NER: Fullerene-Microbe Interactions: Implications for Disinfection and Risk Assessment
|Principal Investigator||Mark R Wiesner|
|Relevance to Implications||High|
|Class of Nanomaterial||Engineered Nanomaterials|
|Broad Research Categories||
|Anticipated Total Funding||$150,000.00|
|Anticipated End Year||2007|

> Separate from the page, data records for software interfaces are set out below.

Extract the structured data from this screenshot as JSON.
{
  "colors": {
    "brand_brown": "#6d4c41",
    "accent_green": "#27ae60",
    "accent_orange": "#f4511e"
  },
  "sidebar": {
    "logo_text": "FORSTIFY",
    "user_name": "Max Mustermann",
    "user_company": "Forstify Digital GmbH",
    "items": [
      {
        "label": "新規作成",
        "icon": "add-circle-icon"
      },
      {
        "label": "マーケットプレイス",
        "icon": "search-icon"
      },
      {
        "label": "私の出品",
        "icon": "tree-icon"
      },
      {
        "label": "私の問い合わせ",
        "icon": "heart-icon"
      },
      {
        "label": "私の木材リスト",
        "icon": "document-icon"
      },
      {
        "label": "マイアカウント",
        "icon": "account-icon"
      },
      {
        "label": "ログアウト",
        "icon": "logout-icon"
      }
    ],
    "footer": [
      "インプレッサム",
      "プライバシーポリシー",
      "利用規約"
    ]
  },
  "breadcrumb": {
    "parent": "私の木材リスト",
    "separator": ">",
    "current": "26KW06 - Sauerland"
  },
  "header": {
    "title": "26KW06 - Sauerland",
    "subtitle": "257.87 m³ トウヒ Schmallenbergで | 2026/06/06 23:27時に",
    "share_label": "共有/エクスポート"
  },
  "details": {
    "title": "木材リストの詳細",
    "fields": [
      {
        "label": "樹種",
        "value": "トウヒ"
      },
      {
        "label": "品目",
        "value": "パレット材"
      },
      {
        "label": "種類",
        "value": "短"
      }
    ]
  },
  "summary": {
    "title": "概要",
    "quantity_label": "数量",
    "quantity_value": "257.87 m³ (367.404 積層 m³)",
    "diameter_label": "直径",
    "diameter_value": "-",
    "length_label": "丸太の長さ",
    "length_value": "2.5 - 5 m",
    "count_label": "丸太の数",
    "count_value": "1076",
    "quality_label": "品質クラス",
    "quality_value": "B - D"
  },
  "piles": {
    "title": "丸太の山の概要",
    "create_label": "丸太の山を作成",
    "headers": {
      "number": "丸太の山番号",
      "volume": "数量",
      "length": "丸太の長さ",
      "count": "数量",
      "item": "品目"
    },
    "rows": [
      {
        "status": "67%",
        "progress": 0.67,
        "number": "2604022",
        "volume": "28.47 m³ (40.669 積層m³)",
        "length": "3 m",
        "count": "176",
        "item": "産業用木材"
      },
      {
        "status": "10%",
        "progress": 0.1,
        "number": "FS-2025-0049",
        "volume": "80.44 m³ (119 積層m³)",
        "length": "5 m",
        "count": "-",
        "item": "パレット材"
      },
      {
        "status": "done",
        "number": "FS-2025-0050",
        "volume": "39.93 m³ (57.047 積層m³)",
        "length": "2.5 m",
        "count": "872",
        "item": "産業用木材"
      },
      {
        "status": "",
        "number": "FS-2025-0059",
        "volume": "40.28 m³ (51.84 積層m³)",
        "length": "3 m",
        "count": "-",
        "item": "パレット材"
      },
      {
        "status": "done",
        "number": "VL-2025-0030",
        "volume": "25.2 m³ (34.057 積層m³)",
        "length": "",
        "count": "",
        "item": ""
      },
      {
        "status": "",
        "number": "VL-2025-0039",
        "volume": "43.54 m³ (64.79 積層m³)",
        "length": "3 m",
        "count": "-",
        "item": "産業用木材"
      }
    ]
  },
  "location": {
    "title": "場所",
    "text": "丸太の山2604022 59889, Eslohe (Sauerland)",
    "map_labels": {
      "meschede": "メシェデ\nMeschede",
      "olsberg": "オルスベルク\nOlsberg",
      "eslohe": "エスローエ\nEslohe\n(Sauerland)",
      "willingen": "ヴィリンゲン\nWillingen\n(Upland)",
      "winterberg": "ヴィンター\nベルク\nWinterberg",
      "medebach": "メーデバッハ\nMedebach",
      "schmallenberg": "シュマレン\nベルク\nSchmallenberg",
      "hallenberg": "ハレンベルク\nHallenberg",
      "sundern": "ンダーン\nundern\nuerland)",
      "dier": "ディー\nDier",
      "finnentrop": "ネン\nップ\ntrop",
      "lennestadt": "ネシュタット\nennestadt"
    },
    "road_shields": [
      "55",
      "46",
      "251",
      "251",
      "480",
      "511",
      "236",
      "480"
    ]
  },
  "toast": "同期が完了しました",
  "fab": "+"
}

Understanding the bio-reactivity of fullerenes, which are C60 nano materials, is important because of the many applications for which these nanomaterials are being considered. Fullerenes are known to have a high electron affinity and high reactivity with nucleophiles. They may serve as photosensitizers to produce reactive oxygen species such as hydroxyl radicals, superoxide radical anions, and peroxyl species, all of which are highly bio-reactive species. The potential biological effects of fullerenes that could result from these characteristics are not well understood. They may cause a wide variety of toxic effects to various organisms, but they also have the potential to be developed into engineering strategies to control biofouling or disinfect water. This project is studying the chemistry of reactive oxygen production by fullerene-based nanomaterials in the context of assessing the associated effects of fullerenes on bacteria and viruses. Specifically, the investigators are evaluating three hypotheses: (1) that fullerenes can act photocatalytically or through dark reactions to produce reactive oxygen species that inhibit or inactivate microbial growth; (2) that the reactive oxygen species formed from fullerenes hinder heterotrophic and photosynthetic activities and cause population shifts reflecting differential responses and protective mechanisms used by different species; and (3) that oxidative stress of cell membranes through peroxidation and epoxidation of phospholipids is an important mechanism responsible for cell death.